A lot of people have referred to Rafa Benitez’s first match in charge of Liverpool as the first league game of the 2004-5 season, although his official debut was actually a few days earlier. It was really the qualification round of the Champions League which pitted him against the Austrians Sturm Graz. Apart from being a significant moment in the coach’s career, that game also has another particularly memorable significance. Whilst Steven Gerrard was giving the opposition a hard time with 2 sensational goals, Michael Owen was watching the match from the subs bench.
People who enjoy superficially analysing the short-term transfer market will always point out the departure of one of the best strikers in the world as a mistake by Rafa in his transfer policy. Taken out of context no doubt this is true. Ian Rush’s successor went to Madrid for £8.5 million plus an almost unknown player called Antonio Nunez who hardly made an impact in his year at Melwood. Not good business. However, if we take in to account that we are talking about a player who is finishing his contract and had publicly announced his desire to leave, this changes things. And in the offices of Anfield they know this only too well. McManaman, the guy who wore the number 7 Liverpool shirt in the nineties and was under no pressure at all, had left the club through the back door and for no transfer fee to fill the coffers.
It was the last night for ‘wonder boy’ at Anfield. But above all, it was the first night for a coach who would re-establish the football order of the eighties, defending the kopites interests as if he were one of them. And it wasn’t easy. Firstly because the easy thing to do for a newcomer would have been to put up with the whims of an exploding star for a year and not take the decision to sell him which would be misunderstood by those outside. Secondly because it usually takes time to get used to the culture of a club’s fans but in this case it took only a few days. This is how it all began. With a 0-2 away result in a qualifying match and Michael Owen packing his bags.
Intelligent people recognise the situation and recognise that Rafa had no say in the situation. The England manager at the time had more influence over Owen than the Liverpool manager.
The smartest thing with regards to Owen was not re-hiring him when he left Newcastle. He was an aging player whose best days were well behind him, he had a terrible injury record and would prevent others from flourishing, his priority was self, country then club.
mr fe***s*n was applauded by the media for the pay as you go deal but if he had been at Liverpool, we would never have heard the end of the "experts" demanding he start all the time. No-one dares to say anything against frog*s*n. How many games has he played?!

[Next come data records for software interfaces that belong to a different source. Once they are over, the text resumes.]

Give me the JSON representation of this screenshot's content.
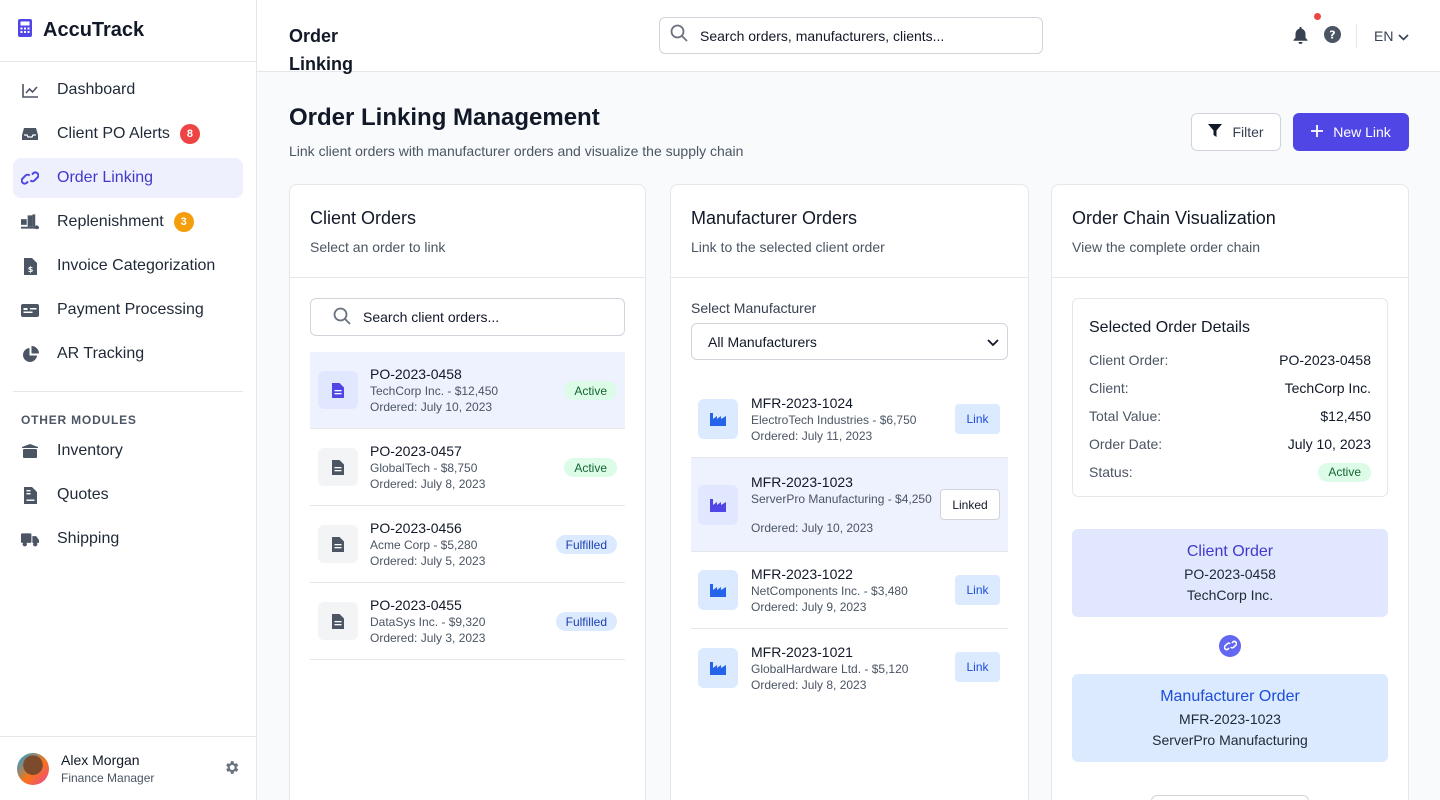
{
  "app": {
    "name": "AccuTrack"
  },
  "sidebar": {
    "items": [
      {
        "label": "Dashboard",
        "icon": "chart-line-icon"
      },
      {
        "label": "Client PO Alerts",
        "icon": "inbox-icon",
        "badge": "8"
      },
      {
        "label": "Order Linking",
        "icon": "link-icon",
        "active": true
      },
      {
        "label": "Replenishment",
        "icon": "truck-loading-icon",
        "badge": "3"
      },
      {
        "label": "Invoice Categorization",
        "icon": "file-invoice-dollar-icon"
      },
      {
        "label": "Payment Processing",
        "icon": "money-check-icon"
      },
      {
        "label": "AR Tracking",
        "icon": "chart-pie-icon"
      }
    ],
    "section_label": "OTHER MODULES",
    "other_items": [
      {
        "label": "Inventory",
        "icon": "warehouse-icon"
      },
      {
        "label": "Quotes",
        "icon": "file-contract-icon"
      },
      {
        "label": "Shipping",
        "icon": "shipping-truck-icon"
      }
    ],
    "user": {
      "name": "Alex Morgan",
      "role": "Finance Manager"
    }
  },
  "header": {
    "title": "Order Linking",
    "search_placeholder": "Search orders, manufacturers, clients...",
    "language": "EN"
  },
  "main": {
    "title": "Order Linking Management",
    "subtitle": "Link client orders with manufacturer orders and visualize the supply chain",
    "filter_label": "Filter",
    "new_link_label": "New Link"
  },
  "client_orders": {
    "title": "Client Orders",
    "subtitle": "Select an order to link",
    "search_placeholder": "Search client orders...",
    "orders": [
      {
        "id": "PO-2023-0458",
        "meta": "TechCorp Inc. - $12,450",
        "date": "Ordered: July 10, 2023",
        "status": "Active"
      },
      {
        "id": "PO-2023-0457",
        "meta": "GlobalTech - $8,750",
        "date": "Ordered: July 8, 2023",
        "status": "Active"
      },
      {
        "id": "PO-2023-0456",
        "meta": "Acme Corp - $5,280",
        "date": "Ordered: July 5, 2023",
        "status": "Fulfilled"
      },
      {
        "id": "PO-2023-0455",
        "meta": "DataSys Inc. - $9,320",
        "date": "Ordered: July 3, 2023",
        "status": "Fulfilled"
      }
    ]
  },
  "manufacturer_orders": {
    "title": "Manufacturer Orders",
    "subtitle": "Link to the selected client order",
    "select_label": "Select Manufacturer",
    "select_value": "All Manufacturers",
    "orders": [
      {
        "id": "MFR-2023-1024",
        "meta": "ElectroTech Industries - $6,750",
        "date": "Ordered: July 11, 2023",
        "action": "Link"
      },
      {
        "id": "MFR-2023-1023",
        "meta": "ServerPro Manufacturing - $4,250",
        "date": "Ordered: July 10, 2023",
        "action": "Linked"
      },
      {
        "id": "MFR-2023-1022",
        "meta": "NetComponents Inc. - $3,480",
        "date": "Ordered: July 9, 2023",
        "action": "Link"
      },
      {
        "id": "MFR-2023-1021",
        "meta": "GlobalHardware Ltd. - $5,120",
        "date": "Ordered: July 8, 2023",
        "action": "Link"
      }
    ]
  },
  "chain": {
    "title": "Order Chain Visualization",
    "subtitle": "View the complete order chain",
    "details_title": "Selected Order Details",
    "details": [
      {
        "label": "Client Order:",
        "value": "PO-2023-0458"
      },
      {
        "label": "Client:",
        "value": "TechCorp Inc."
      },
      {
        "label": "Total Value:",
        "value": "$12,450"
      },
      {
        "label": "Order Date:",
        "value": "July 10, 2023"
      },
      {
        "label": "Status:",
        "value": "Active"
      }
    ],
    "client_box": {
      "title": "Client Order",
      "id": "PO-2023-0458",
      "name": "TechCorp Inc."
    },
    "mfr_box": {
      "title": "Manufacturer Order",
      "id": "MFR-2023-1023",
      "name": "ServerPro Manufacturing"
    }
  }
}
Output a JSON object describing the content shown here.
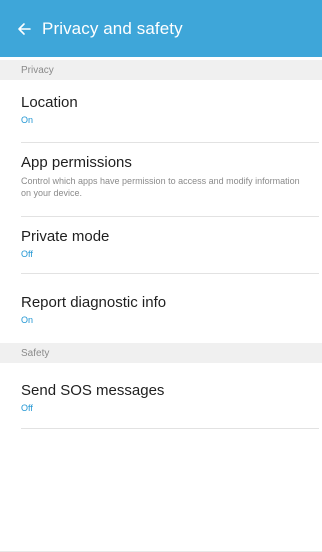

Some people only understand years later, some people understand at the time, and some ... just never understand at all ....
GAK is the local rival from Sturm Graz.